== Data shown ==

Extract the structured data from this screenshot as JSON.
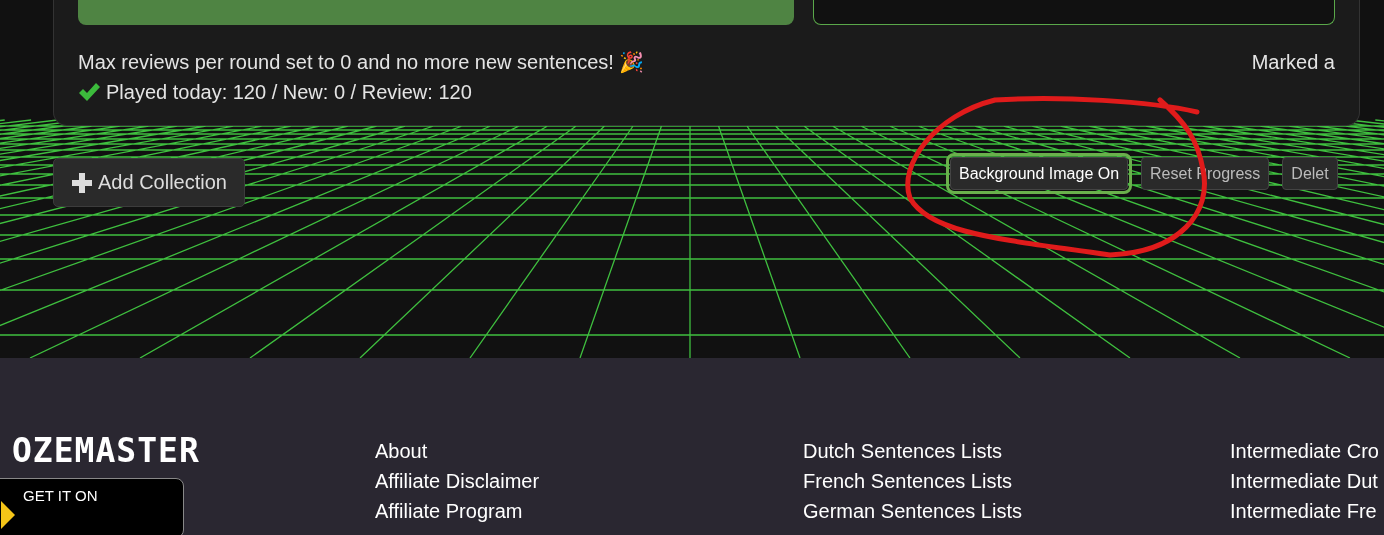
{
  "summary": {
    "message": "Max reviews per round set to 0 and no more new sentences! 🎉",
    "played": "Played today: 120 / New: 0 / Review: 120",
    "marked": "Marked a"
  },
  "add_button": {
    "label": "Add Collection"
  },
  "toolbar": [
    {
      "label": "Background Image On",
      "focused": true
    },
    {
      "label": "Reset Progress",
      "focused": false
    },
    {
      "label": "Delet",
      "focused": false
    }
  ],
  "footer": {
    "logo": "OZEMASTER",
    "badge": "GET IT ON",
    "columns": [
      [
        "About",
        "Affiliate Disclaimer",
        "Affiliate Program"
      ],
      [
        "Dutch Sentences Lists",
        "French Sentences Lists",
        "German Sentences Lists"
      ],
      [
        "Intermediate Cro",
        "Intermediate Dut",
        "Intermediate Fre"
      ]
    ]
  }
}
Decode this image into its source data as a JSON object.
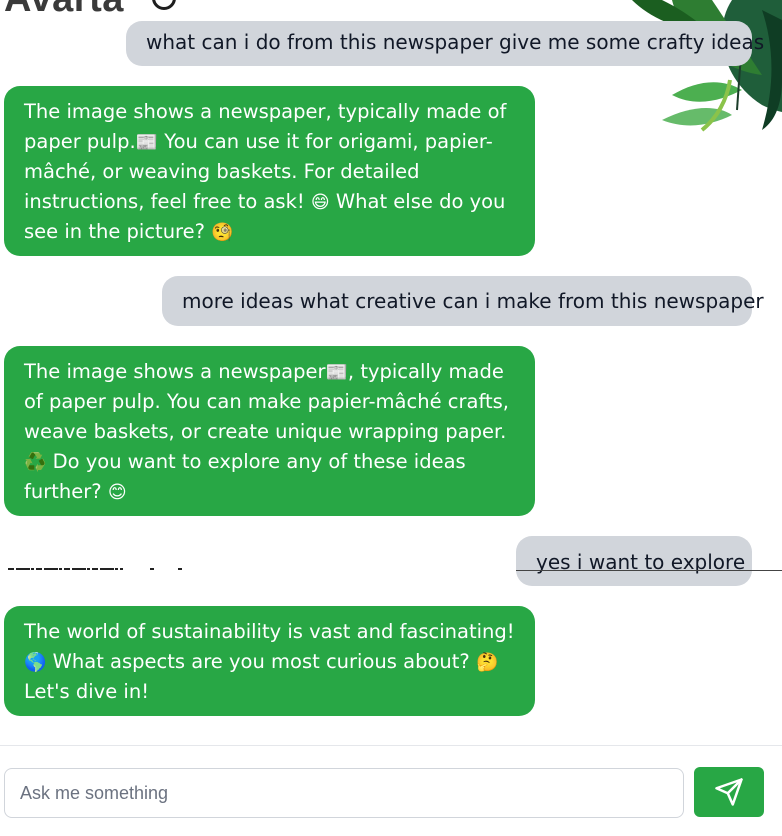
{
  "app": {
    "brand": "Avarta"
  },
  "messages": [
    {
      "role": "user",
      "text": "what can i do from this newspaper give me some crafty ideas"
    },
    {
      "role": "bot",
      "parts": [
        "The image shows a newspaper, typically made of paper pulp.",
        "📰",
        " You can use it for origami, papier-mâché, or weaving baskets. For detailed instructions, feel free to ask! ",
        "😄",
        " What else do you see in the picture? ",
        "🧐"
      ]
    },
    {
      "role": "user",
      "text": "more ideas what creative can i make from this newspaper"
    },
    {
      "role": "bot",
      "parts": [
        "The image shows a newspaper",
        "📰",
        ", typically made of paper pulp. You can make papier-mâché crafts, weave baskets, or create unique wrapping paper. ",
        "♻️",
        " Do you want to explore any of these ideas further? ",
        "😊"
      ]
    },
    {
      "role": "user",
      "text": "yes i want to explore"
    },
    {
      "role": "bot",
      "parts": [
        "The world of sustainability is vast and fascinating! ",
        "🌎",
        " What aspects are you most curious about? ",
        "🤔",
        " Let's dive in!"
      ]
    }
  ],
  "composer": {
    "placeholder": "Ask me something",
    "value": "",
    "send_icon": "send-icon"
  },
  "colors": {
    "bot_bubble": "#28a745",
    "user_bubble": "#d1d5db",
    "send_button": "#28a745"
  }
}
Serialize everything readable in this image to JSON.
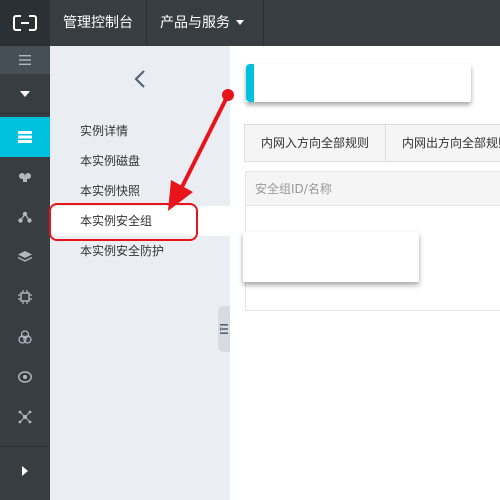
{
  "topbar": {
    "logo_icon": "aliyun-logo-icon",
    "console_label": "管理控制台",
    "products_label": "产品与服务",
    "background": "#373d41"
  },
  "rail": {
    "accent_color": "#00c1de",
    "icons": [
      "menu-icon",
      "caret-down-icon",
      "server-icon",
      "cloud-icon",
      "network-icon",
      "layers-icon",
      "chip-icon",
      "cluster-icon",
      "eye-icon",
      "molecule-icon",
      "expand-icon"
    ]
  },
  "sidebar": {
    "back_icon": "chevron-left-icon",
    "items": [
      {
        "label": "实例详情"
      },
      {
        "label": "本实例磁盘"
      },
      {
        "label": "本实例快照"
      },
      {
        "label": "本实例安全组"
      },
      {
        "label": "本实例安全防护"
      }
    ],
    "active_item": "本实例安全组"
  },
  "main": {
    "tabs": [
      {
        "label": "内网入方向全部规则"
      },
      {
        "label": "内网出方向全部规则"
      }
    ],
    "table": {
      "columns": [
        "安全组ID/名称"
      ]
    }
  },
  "annotation": {
    "color": "#e8141c"
  }
}
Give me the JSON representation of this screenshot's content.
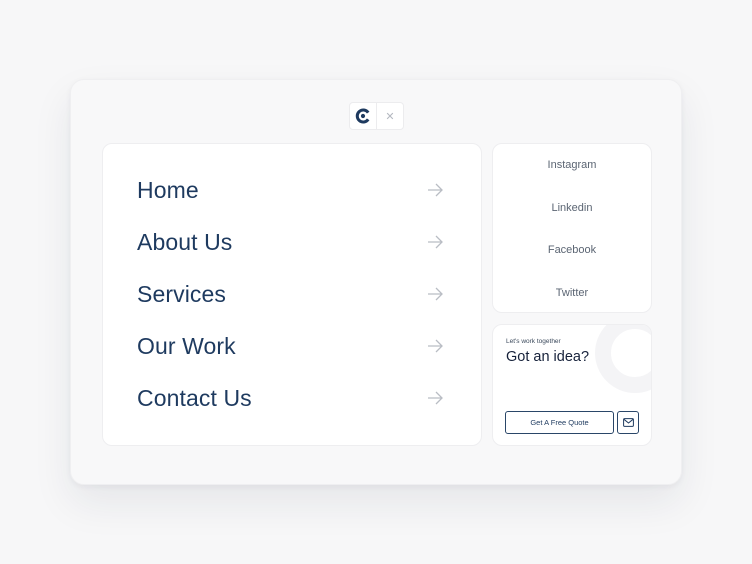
{
  "brand": {
    "logo_icon": "brand-c-logo-icon",
    "close_icon": "close-icon",
    "close_symbol": "✕"
  },
  "nav": {
    "items": [
      {
        "label": "Home"
      },
      {
        "label": "About Us"
      },
      {
        "label": "Services"
      },
      {
        "label": "Our Work"
      },
      {
        "label": "Contact Us"
      }
    ],
    "arrow_icon": "arrow-right-icon"
  },
  "social": {
    "links": [
      {
        "label": "Instagram"
      },
      {
        "label": "Linkedin"
      },
      {
        "label": "Facebook"
      },
      {
        "label": "Twitter"
      }
    ]
  },
  "cta": {
    "eyebrow": "Let's work together",
    "title": "Got an idea?",
    "quote_button": "Get A Free Quote",
    "mail_icon": "mail-icon"
  },
  "colors": {
    "primary": "#1e3a5f",
    "background": "#f7f7f8",
    "card": "#ffffff",
    "muted_text": "#5b6573",
    "arrow": "#b9bdc4"
  }
}
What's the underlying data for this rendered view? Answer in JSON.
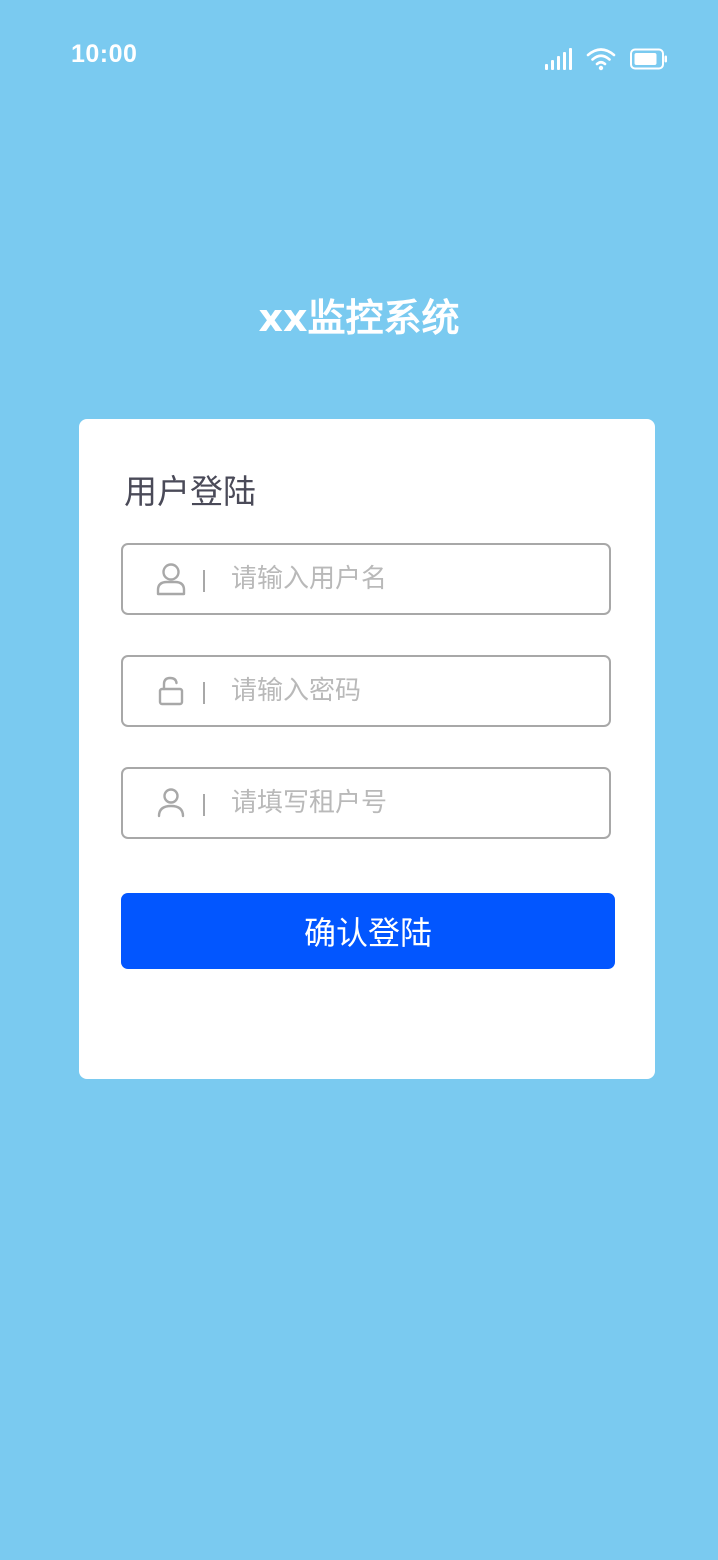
{
  "status_bar": {
    "time": "10:00",
    "icons": [
      "signal-icon",
      "wifi-icon",
      "battery-icon"
    ]
  },
  "app": {
    "title": "xx监控系统"
  },
  "login": {
    "title": "用户登陆",
    "fields": {
      "username": {
        "placeholder": "请输入用户名",
        "value": "",
        "icon": "user-icon"
      },
      "password": {
        "placeholder": "请输入密码",
        "value": "",
        "icon": "lock-icon"
      },
      "tenant": {
        "placeholder": "请填写租户号",
        "value": "",
        "icon": "user-icon"
      }
    },
    "submit_label": "确认登陆"
  },
  "colors": {
    "background": "#7ACAF0",
    "card": "#FFFFFF",
    "primary": "#0256FF",
    "border": "#A8A8A8",
    "placeholder": "#B9B9B9",
    "title_text": "#4A4A58"
  }
}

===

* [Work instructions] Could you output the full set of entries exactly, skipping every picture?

* [Result of the exercise]
Extract the structured data from this screenshot as JSON.
{
  "summary": {
    "message": "Max reviews per round set to 0 and no more new sentences! 🎉",
    "played": "Played today: 120 / New: 0 / Review: 120",
    "marked": "Marked a"
  },
  "add_button": {
    "label": "Add Collection"
  },
  "toolbar": [
    {
      "label": "Background Image On",
      "focused": true
    },
    {
      "label": "Reset Progress",
      "focused": false
    },
    {
      "label": "Delet",
      "focused": false
    }
  ],
  "footer": {
    "logo": "OZEMASTER",
    "badge": "GET IT ON",
    "columns": [
      [
        "About",
        "Affiliate Disclaimer",
        "Affiliate Program"
      ],
      [
        "Dutch Sentences Lists",
        "French Sentences Lists",
        "German Sentences Lists"
      ],
      [
        "Intermediate Cro",
        "Intermediate Dut",
        "Intermediate Fre"
      ]
    ]
  }
}
Decode this image into its source data as a JSON object.
{
  "app": {
    "brand": "Avarta"
  },
  "messages": [
    {
      "role": "user",
      "text": "what can i do from this newspaper give me some crafty ideas"
    },
    {
      "role": "bot",
      "parts": [
        "The image shows a newspaper, typically made of paper pulp.",
        "📰",
        " You can use it for origami, papier-mâché, or weaving baskets. For detailed instructions, feel free to ask! ",
        "😄",
        " What else do you see in the picture? ",
        "🧐"
      ]
    },
    {
      "role": "user",
      "text": "more ideas what creative can i make from this newspaper"
    },
    {
      "role": "bot",
      "parts": [
        "The image shows a newspaper",
        "📰",
        ", typically made of paper pulp. You can make papier-mâché crafts, weave baskets, or create unique wrapping paper. ",
        "♻️",
        " Do you want to explore any of these ideas further? ",
        "😊"
      ]
    },
    {
      "role": "user",
      "text": "yes i want to explore"
    },
    {
      "role": "bot",
      "parts": [
        "The world of sustainability is vast and fascinating! ",
        "🌎",
        " What aspects are you most curious about? ",
        "🤔",
        " Let's dive in!"
      ]
    }
  ],
  "composer": {
    "placeholder": "Ask me something",
    "value": "",
    "send_icon": "send-icon"
  },
  "colors": {
    "bot_bubble": "#28a745",
    "user_bubble": "#d1d5db",
    "send_button": "#28a745"
  }
}
Serialize everything readable in this image to JSON.
{
  "topbar": {
    "logo_icon": "aliyun-logo-icon",
    "console_label": "管理控制台",
    "products_label": "产品与服务",
    "background": "#373d41"
  },
  "rail": {
    "accent_color": "#00c1de",
    "icons": [
      "menu-icon",
      "caret-down-icon",
      "server-icon",
      "cloud-icon",
      "network-icon",
      "layers-icon",
      "chip-icon",
      "cluster-icon",
      "eye-icon",
      "molecule-icon",
      "expand-icon"
    ]
  },
  "sidebar": {
    "back_icon": "chevron-left-icon",
    "items": [
      {
        "label": "实例详情"
      },
      {
        "label": "本实例磁盘"
      },
      {
        "label": "本实例快照"
      },
      {
        "label": "本实例安全组"
      },
      {
        "label": "本实例安全防护"
      }
    ],
    "active_item": "本实例安全组"
  },
  "main": {
    "tabs": [
      {
        "label": "内网入方向全部规则"
      },
      {
        "label": "内网出方向全部规则"
      }
    ],
    "table": {
      "columns": [
        "安全组ID/名称"
      ]
    }
  },
  "annotation": {
    "color": "#e8141c"
  }
}
Give me the JSON representation of this screenshot's content.
{
  "brand": {
    "logo_icon": "brand-c-logo-icon",
    "close_icon": "close-icon",
    "close_symbol": "✕"
  },
  "nav": {
    "items": [
      {
        "label": "Home"
      },
      {
        "label": "About Us"
      },
      {
        "label": "Services"
      },
      {
        "label": "Our Work"
      },
      {
        "label": "Contact Us"
      }
    ],
    "arrow_icon": "arrow-right-icon"
  },
  "social": {
    "links": [
      {
        "label": "Instagram"
      },
      {
        "label": "Linkedin"
      },
      {
        "label": "Facebook"
      },
      {
        "label": "Twitter"
      }
    ]
  },
  "cta": {
    "eyebrow": "Let's work together",
    "title": "Got an idea?",
    "quote_button": "Get A Free Quote",
    "mail_icon": "mail-icon"
  },
  "colors": {
    "primary": "#1e3a5f",
    "background": "#f7f7f8",
    "card": "#ffffff",
    "muted_text": "#5b6573",
    "arrow": "#b9bdc4"
  }
}
What's the underlying data for this rendered view? Answer in JSON.
{
  "status_bar": {
    "time": "10:00",
    "icons": [
      "signal-icon",
      "wifi-icon",
      "battery-icon"
    ]
  },
  "app": {
    "title": "xx监控系统"
  },
  "login": {
    "title": "用户登陆",
    "fields": {
      "username": {
        "placeholder": "请输入用户名",
        "value": "",
        "icon": "user-icon"
      },
      "password": {
        "placeholder": "请输入密码",
        "value": "",
        "icon": "lock-icon"
      },
      "tenant": {
        "placeholder": "请填写租户号",
        "value": "",
        "icon": "user-icon"
      }
    },
    "submit_label": "确认登陆"
  },
  "colors": {
    "background": "#7ACAF0",
    "card": "#FFFFFF",
    "primary": "#0256FF",
    "border": "#A8A8A8",
    "placeholder": "#B9B9B9",
    "title_text": "#4A4A58"
  }
}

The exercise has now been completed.